Failure of Alzheimer's drug to cost Elan $117m
THE FAILURE of one of its potential Alzheimer’s treatments to get through clinical trials will cost Elan $117 million, the pharmaceutical group said yesterday.
Dublin-listed Elan’s partners, Pfizer and Johnson Johnson, confirmed yesterday they were abandoning the development of bapineuzumab intravenous, a potential treatment for Alzheimer’s Disease, after it failed to pass a second round of clinical tests.
Elan said in a statement that the decision would result in it taking a charge of $117.4 million in its third-quarter results to account for its investment in the development of the drug.
Both the statement and a spokesman pointed out yesterday that the decision also meant that Elan would no longer have to pay its share of the development costs.
The news sparked a sharp fall in Elan’s share price in Dublin. Its stock closed 8.75 per cent down at €8.43, its lowest since December last year.
Analysts yesterday said the news was disappointing for both investors and researchers.
Elan discovered the drug but three years ago enlisted Johnson Johnson and Pfizers as partners to develop it. If it had been successful the Irish company stood to get 20 per cent of any revenues generated.
The three are continuing to fund and work on the development of three other possible Alzheimer’s treatments – a different version of bapineuzumab, a potential vaccine against the disease known as ACC001, and a third substance called AAB003.
Elan owns 49.9 per cent of Janssen AI, which Johnson Johnson established to work with Pfizer on Alzheimer’s treatments. Elan owns 25 per cent of the overall venture, and is entitled to a share of revenues should any of the drugs be commercialised.
Bapineuzumab intravenous was designed to treat mild to moderate Alzheimer’s. The substance broke down deposits that build up on the brains of patients with the disease.
The three companies believed that tackling this symptom was key to treating the progress of the disease.
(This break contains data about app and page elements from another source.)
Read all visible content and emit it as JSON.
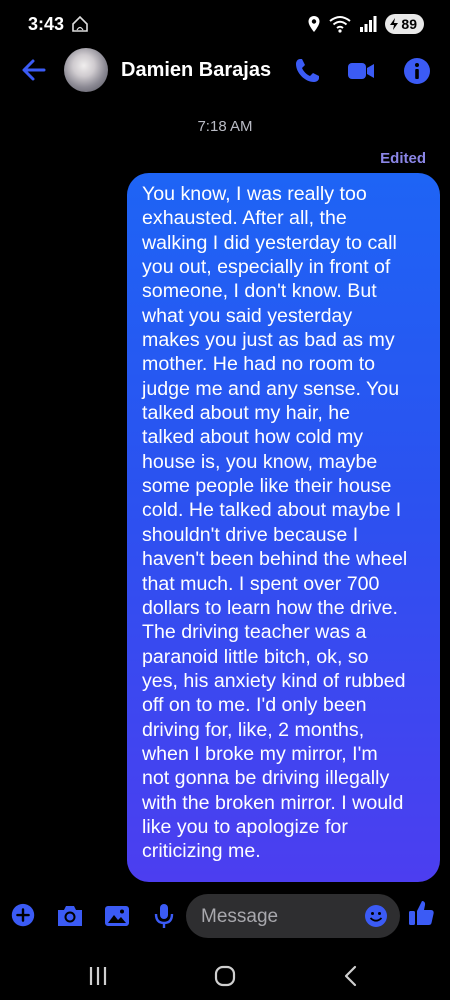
{
  "status_bar": {
    "time": "3:43",
    "battery": "89",
    "icons": [
      "home-alert-icon",
      "location-icon",
      "wifi-icon",
      "signal-icon",
      "battery-icon"
    ]
  },
  "header": {
    "contact_name": "Damien Barajas",
    "icons": [
      "back-arrow-icon",
      "phone-icon",
      "video-call-icon",
      "info-icon"
    ]
  },
  "conversation": {
    "timestamp": "7:18 AM",
    "edited_label": "Edited",
    "message_lines": [
      "You know, I was really too",
      "exhausted. After all, the",
      "walking I did yesterday to call",
      "you out, especially in front of",
      "someone, I don't know. But",
      "what you said yesterday",
      "makes you just as bad as my",
      "mother. He had no room to",
      "judge me and any sense. You",
      "talked about my hair, he",
      "talked about how cold my",
      "house is, you know, maybe",
      "some people like their house",
      "cold. He talked about maybe I",
      "shouldn't drive because I",
      "haven't been behind the wheel",
      "that much. I spent over 700",
      "dollars to learn how the drive.",
      "The driving teacher was a",
      "paranoid little bitch, ok, so",
      "yes, his anxiety kind of rubbed",
      "off on to me. I'd only been",
      "driving for, like, 2 months,",
      "when I broke my mirror, I'm",
      "not gonna be driving illegally",
      "with the broken mirror. I would",
      "like you to apologize for",
      "criticizing me."
    ]
  },
  "composer": {
    "placeholder": "Message",
    "icons": [
      "plus-icon",
      "camera-icon",
      "gallery-icon",
      "microphone-icon",
      "emoji-icon",
      "thumbs-up-icon"
    ]
  },
  "nav_bar": {
    "icons": [
      "recent-apps-icon",
      "home-icon",
      "back-icon"
    ]
  },
  "colors": {
    "accent": "#3b5bf5",
    "bubble_top": "#1e64f5",
    "bubble_bottom": "#4c3ef0",
    "edited": "#8b86e6",
    "background": "#000000"
  }
}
However, clinical trials found that it failed to improve symptoms in the second of four scheduled clinical trials.
Elan chief executive Kelly Martin said the group would continue to focus on Tysabri, the multiple sclerosis treatment that it sells in partnership with Biogen.
A spokesman said yesterday that this is expected to deliver revenues of €3 billion by 2016. At this stage more than 69,000 patients are using the treatment. That figure is expected to grow by 15 per cent this year.
He added that the group would continue to work on strengthening its balance sheet. It had reduced debts to $600 million from $3 billion over the last three years.
The market for a successful Alzheimer’s treatment is potentially worth multiple billions as more people are living longer in developed countries. The disease mainly affects older people.
Eli Lilly, which has a manufacturing operation in Cork, is due to produce trial results for another Alzheimer’s treatment.